(Dataset content)
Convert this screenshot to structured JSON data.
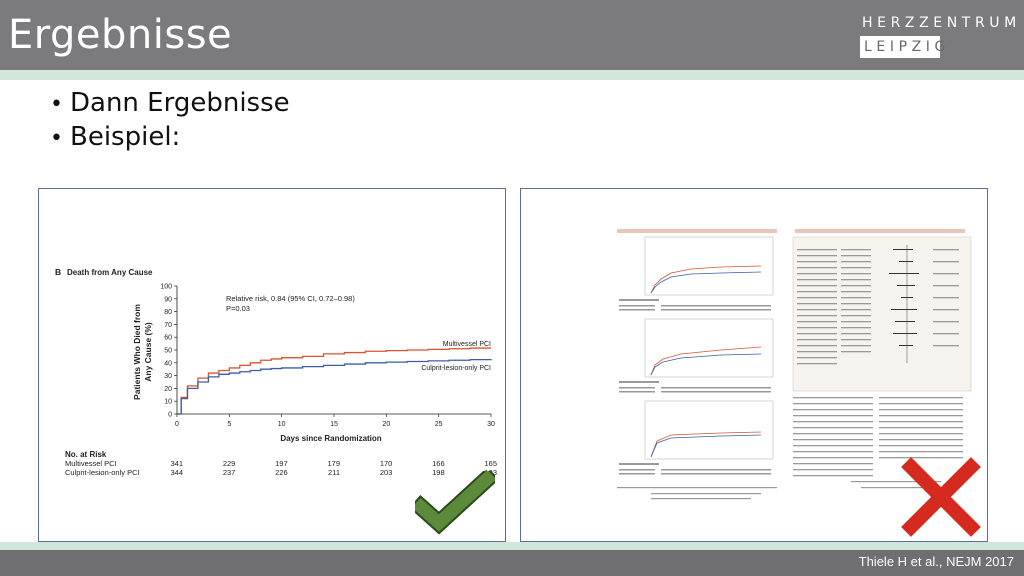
{
  "slide": {
    "title": "Ergebnisse",
    "logo": {
      "line1": "HERZZENTRUM",
      "line2": "LEIPZIG"
    },
    "bullets": [
      "Dann Ergebnisse",
      "Beispiel:"
    ],
    "citation": "Thiele H et al., NEJM 2017",
    "colors": {
      "header": "#7b7b7e",
      "stripe": "#d2e7dc",
      "check": "#5b8a3a",
      "cross": "#d42b1e"
    },
    "left_panel_mark": "check-icon",
    "right_panel_mark": "cross-icon"
  },
  "figure": {
    "panel_letter": "B",
    "panel_title": "Death from Any Cause",
    "ylabel_line1": "Patients Who Died from",
    "ylabel_line2": "Any Cause (%)",
    "xlabel": "Days since Randomization",
    "annotation_line1": "Relative risk, 0.84 (95% CI, 0.72–0.98)",
    "annotation_line2": "P=0.03",
    "series_label_1": "Multivessel PCI",
    "series_label_2": "Culprit-lesion-only PCI",
    "risk_title": "No. at Risk",
    "risk_rows": [
      {
        "label": "Multivessel PCI",
        "values": [
          "341",
          "229",
          "197",
          "179",
          "170",
          "166",
          "165"
        ]
      },
      {
        "label": "Culprit-lesion-only PCI",
        "values": [
          "344",
          "237",
          "226",
          "211",
          "203",
          "198",
          "193"
        ]
      }
    ]
  },
  "chart_data": {
    "type": "line",
    "xlabel": "Days since Randomization",
    "ylabel": "Patients Who Died from Any Cause (%)",
    "title": "Death from Any Cause",
    "xlim": [
      0,
      30
    ],
    "ylim": [
      0,
      100
    ],
    "xticks": [
      0,
      5,
      10,
      15,
      20,
      25,
      30
    ],
    "yticks": [
      0,
      10,
      20,
      30,
      40,
      50,
      60,
      70,
      80,
      90,
      100
    ],
    "series": [
      {
        "name": "Multivessel PCI",
        "color": "#d9542e",
        "x": [
          0,
          0.4,
          1,
          2,
          3,
          4,
          5,
          6,
          7,
          8,
          9,
          10,
          12,
          14,
          16,
          18,
          20,
          22,
          24,
          26,
          28,
          30
        ],
        "y": [
          0,
          13,
          22,
          28,
          32,
          34,
          36,
          38,
          40,
          42,
          43,
          44,
          45,
          47,
          48,
          49,
          49.5,
          50,
          50.5,
          51,
          51.5,
          51.5
        ]
      },
      {
        "name": "Culprit-lesion-only PCI",
        "color": "#3a5fa8",
        "x": [
          0,
          0.4,
          1,
          2,
          3,
          4,
          5,
          6,
          7,
          8,
          9,
          10,
          12,
          14,
          16,
          18,
          20,
          22,
          24,
          26,
          28,
          30
        ],
        "y": [
          0,
          12,
          20,
          25,
          29,
          31,
          32,
          33,
          34,
          35,
          35.5,
          36,
          37,
          38,
          39,
          40,
          40.5,
          41,
          41.5,
          42,
          42.5,
          43
        ]
      }
    ]
  }
}
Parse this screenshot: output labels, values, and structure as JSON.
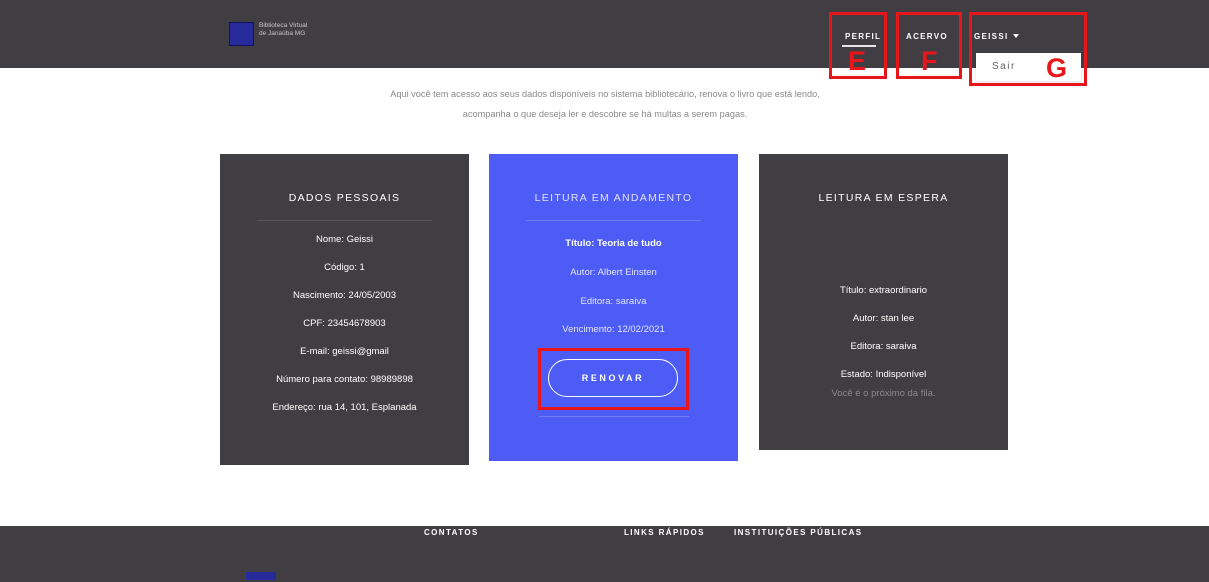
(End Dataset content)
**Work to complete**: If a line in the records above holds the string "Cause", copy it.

**Exercise output**:
    "panel_title": "Death from Any Cause",
    "ylabel_line2": "Any Cause (%)",
    "ylabel": "Patients Who Died from Any Cause (%)",
    "title": "Death from Any Cause",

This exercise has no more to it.